Code or standard?

What's the difference between a code and a standard?

By Michael Heinsdorf, PE, LEED AP, CDT, ARCOM July 1, 2015

Almost every consulting engineer works with codes and standards on a daily basis, but do you know the difference between a code and a standard?

According to the National Institute of Standards and Technology (NIST) Circular No. A-119, Revised, a standard is "[t]he definition of terms; classification of components; delineation of procedures; specification of dimensions, materials, performance, designs, or operations; measurement of quality and quantity in describing materials, processes, products, systems, services, or practices; test methods and sampling procedures; or descriptions of fit and measurements of size or strength." In plain English, a standard consists of technical definitions, procedures, and/or guidelines that specify minimum requirements or instructions for manufacturers, installers, and users of equipment. This can be done by specifying either the methods or the results; the latter is known as "performance specifying." Most importantly, a standard provides standardization or agreement within the industry, which translates to a common reference among engineers, manufacturers, and bidders.

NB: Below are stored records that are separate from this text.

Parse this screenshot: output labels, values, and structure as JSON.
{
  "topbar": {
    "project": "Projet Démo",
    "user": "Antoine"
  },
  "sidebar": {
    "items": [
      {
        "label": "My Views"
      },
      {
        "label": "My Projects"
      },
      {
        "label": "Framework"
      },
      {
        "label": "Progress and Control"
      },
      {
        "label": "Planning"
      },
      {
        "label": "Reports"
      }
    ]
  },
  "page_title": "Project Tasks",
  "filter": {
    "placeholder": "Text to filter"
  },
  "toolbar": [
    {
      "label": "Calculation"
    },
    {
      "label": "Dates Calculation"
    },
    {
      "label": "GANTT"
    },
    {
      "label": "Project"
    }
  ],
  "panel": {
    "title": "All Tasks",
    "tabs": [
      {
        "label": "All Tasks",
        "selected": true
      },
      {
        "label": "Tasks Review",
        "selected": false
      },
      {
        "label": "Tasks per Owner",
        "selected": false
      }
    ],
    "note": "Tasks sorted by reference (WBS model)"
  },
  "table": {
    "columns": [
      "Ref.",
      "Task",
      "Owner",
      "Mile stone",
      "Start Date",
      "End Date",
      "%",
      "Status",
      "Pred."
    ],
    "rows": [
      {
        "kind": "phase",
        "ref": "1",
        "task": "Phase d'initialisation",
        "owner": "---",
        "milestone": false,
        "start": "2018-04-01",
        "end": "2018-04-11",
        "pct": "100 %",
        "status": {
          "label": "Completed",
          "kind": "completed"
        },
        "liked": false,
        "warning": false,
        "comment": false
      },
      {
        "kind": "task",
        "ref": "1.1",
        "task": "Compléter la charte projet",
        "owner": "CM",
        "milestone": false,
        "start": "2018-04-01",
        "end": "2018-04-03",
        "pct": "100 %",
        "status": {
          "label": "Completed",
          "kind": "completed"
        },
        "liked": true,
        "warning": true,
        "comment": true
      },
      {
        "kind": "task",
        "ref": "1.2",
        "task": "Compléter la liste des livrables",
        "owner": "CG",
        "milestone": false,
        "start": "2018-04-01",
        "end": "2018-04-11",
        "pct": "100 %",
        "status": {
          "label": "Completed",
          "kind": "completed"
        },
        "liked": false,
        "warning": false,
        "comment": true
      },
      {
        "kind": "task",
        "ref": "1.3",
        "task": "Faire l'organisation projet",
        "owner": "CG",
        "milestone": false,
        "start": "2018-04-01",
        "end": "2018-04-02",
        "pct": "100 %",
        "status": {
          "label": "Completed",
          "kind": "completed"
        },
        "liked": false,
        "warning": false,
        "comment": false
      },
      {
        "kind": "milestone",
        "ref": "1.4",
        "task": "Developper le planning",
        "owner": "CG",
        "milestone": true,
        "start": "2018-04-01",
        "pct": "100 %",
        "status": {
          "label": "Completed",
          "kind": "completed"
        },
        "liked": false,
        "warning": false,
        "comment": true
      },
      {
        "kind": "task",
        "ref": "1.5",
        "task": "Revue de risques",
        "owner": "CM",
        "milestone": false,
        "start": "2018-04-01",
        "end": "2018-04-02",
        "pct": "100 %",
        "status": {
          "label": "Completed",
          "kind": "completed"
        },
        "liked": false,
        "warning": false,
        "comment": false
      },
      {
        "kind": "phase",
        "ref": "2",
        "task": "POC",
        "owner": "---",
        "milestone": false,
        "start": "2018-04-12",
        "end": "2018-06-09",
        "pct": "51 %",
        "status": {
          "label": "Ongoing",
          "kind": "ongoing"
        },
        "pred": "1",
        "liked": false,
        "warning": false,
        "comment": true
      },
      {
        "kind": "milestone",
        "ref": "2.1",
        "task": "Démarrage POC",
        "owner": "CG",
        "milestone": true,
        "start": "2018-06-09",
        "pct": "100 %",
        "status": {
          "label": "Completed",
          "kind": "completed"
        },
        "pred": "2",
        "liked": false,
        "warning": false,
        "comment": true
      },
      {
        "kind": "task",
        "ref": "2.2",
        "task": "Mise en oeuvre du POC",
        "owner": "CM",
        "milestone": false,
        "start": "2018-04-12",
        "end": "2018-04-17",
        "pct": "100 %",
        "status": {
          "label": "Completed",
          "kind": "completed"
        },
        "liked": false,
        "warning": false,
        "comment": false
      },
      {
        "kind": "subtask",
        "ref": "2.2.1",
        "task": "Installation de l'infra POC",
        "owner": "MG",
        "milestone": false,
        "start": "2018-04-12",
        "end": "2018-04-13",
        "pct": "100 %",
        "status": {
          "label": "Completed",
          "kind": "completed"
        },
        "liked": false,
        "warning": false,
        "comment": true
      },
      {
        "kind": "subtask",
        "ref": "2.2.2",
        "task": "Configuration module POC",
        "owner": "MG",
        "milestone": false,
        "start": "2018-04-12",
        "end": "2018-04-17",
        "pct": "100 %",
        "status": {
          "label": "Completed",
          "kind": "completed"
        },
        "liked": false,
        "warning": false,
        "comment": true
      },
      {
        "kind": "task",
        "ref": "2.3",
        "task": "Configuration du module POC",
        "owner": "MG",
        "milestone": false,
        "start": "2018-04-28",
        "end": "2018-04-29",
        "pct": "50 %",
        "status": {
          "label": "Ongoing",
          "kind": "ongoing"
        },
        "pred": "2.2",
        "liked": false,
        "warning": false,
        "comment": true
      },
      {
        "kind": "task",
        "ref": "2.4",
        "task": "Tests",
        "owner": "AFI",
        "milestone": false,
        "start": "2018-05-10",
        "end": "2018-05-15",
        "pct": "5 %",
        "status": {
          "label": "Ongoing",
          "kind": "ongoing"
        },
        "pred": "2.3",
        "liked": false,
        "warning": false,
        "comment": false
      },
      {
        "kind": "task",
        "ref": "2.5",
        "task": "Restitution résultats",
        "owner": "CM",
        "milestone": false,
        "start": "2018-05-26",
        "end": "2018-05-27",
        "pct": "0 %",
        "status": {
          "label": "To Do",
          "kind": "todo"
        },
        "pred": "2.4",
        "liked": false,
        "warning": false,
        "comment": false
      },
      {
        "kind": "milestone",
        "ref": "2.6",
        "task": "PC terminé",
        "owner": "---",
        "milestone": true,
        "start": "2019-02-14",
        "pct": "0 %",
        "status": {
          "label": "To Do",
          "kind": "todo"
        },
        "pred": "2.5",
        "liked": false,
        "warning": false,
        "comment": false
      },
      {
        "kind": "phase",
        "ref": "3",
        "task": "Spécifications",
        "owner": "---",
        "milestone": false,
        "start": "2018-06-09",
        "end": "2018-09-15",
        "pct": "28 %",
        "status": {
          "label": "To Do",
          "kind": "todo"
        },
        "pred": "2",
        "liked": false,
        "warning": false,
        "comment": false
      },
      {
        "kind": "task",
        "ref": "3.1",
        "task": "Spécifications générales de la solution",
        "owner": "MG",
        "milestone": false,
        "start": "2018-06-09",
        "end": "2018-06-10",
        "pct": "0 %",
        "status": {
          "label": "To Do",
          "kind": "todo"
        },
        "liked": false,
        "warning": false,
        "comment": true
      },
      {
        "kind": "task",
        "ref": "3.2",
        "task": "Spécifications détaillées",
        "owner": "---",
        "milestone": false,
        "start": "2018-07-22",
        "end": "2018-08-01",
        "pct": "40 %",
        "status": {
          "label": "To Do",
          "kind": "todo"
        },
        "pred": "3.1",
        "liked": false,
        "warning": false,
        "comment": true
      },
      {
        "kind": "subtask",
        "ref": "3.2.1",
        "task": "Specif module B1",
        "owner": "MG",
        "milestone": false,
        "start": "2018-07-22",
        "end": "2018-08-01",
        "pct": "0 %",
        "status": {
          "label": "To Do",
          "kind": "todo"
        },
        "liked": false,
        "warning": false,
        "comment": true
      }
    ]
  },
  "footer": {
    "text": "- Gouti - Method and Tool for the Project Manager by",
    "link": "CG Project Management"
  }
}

In the United States, there are several types of standards, but engineers are most familiar with "voluntary consensus standards" such as ASHRAE Standard 90.1, ASTM D975, IEEE SI-10, NECA 1, and NFPA 70. These standards are developed in a manner that is, according to NIST A-119, "open, (considers) balance of interest, (has) due process, an appeals process, (and relies on) consensus, which is defined as general agreement, but not necessarily unanimity." There are also requirements that the standard be maintained on a consistent schedule by the organization that sponsors the standard.

A code is a standard that has been enacted into law by a local, regional, or national authority having jurisdiction so that the engineer or contractor is legally obligated to comply with the code. Noncompliance can result in being prosecuted. The code may be an industry, government, or voluntary consensus-based standard. A code can include references to standards, which means the standards are incorporated by reference and therefore are part of the code and legally enforceable.

It’s important to note the difference between a code and a model code such as the International Building Code (IBC). A model code is developed by a standards organization, typically using the voluntary consensus standard process and subject matter experts. The intent of a model code is to have an industry-wide standard that can be adopted and customized by local jurisdictions, thereby saving the jurisdiction the time and expense of developing and maintaining their own code. This also allows for a certain level of standardization across jurisdictions, permitting contractors to have a understanding of the Owner’s expectations and potentially lowering the cost of manufactured goods due to similar requirements across jurisdictions. A model code is not enforceable until it is adopted by a jurisdiction, and typically a jurisdiction will require significant review and some modification of the code to ensure that the code is acceptable to the jurisdiction. This is often why a jurisdiction’s adopted code may be several cycles behind the latest model code.

To recap, "voluntary consensus standards" are commonly used in the United States to specify what subject matter experts consider to be the minimum requirements and instructions for manufacturers and users of equipment. Codes are standards that are adopted by jurisdictions and are legally enforceable; however, model codes are not legally enforceable.

Michael Heinsdorf, PE, LEED AP, CDT is an engineering specification writer at ARCOM MasterSpec. He has more than 10 years of experience in consulting engineering, and is the lead author of MasterSpec Electrical, Communications, and Electronic Safety and Security guide specifications. He holds a BSEE from Drexel University and is currently pursuing a master’s in engineering at Drexel University.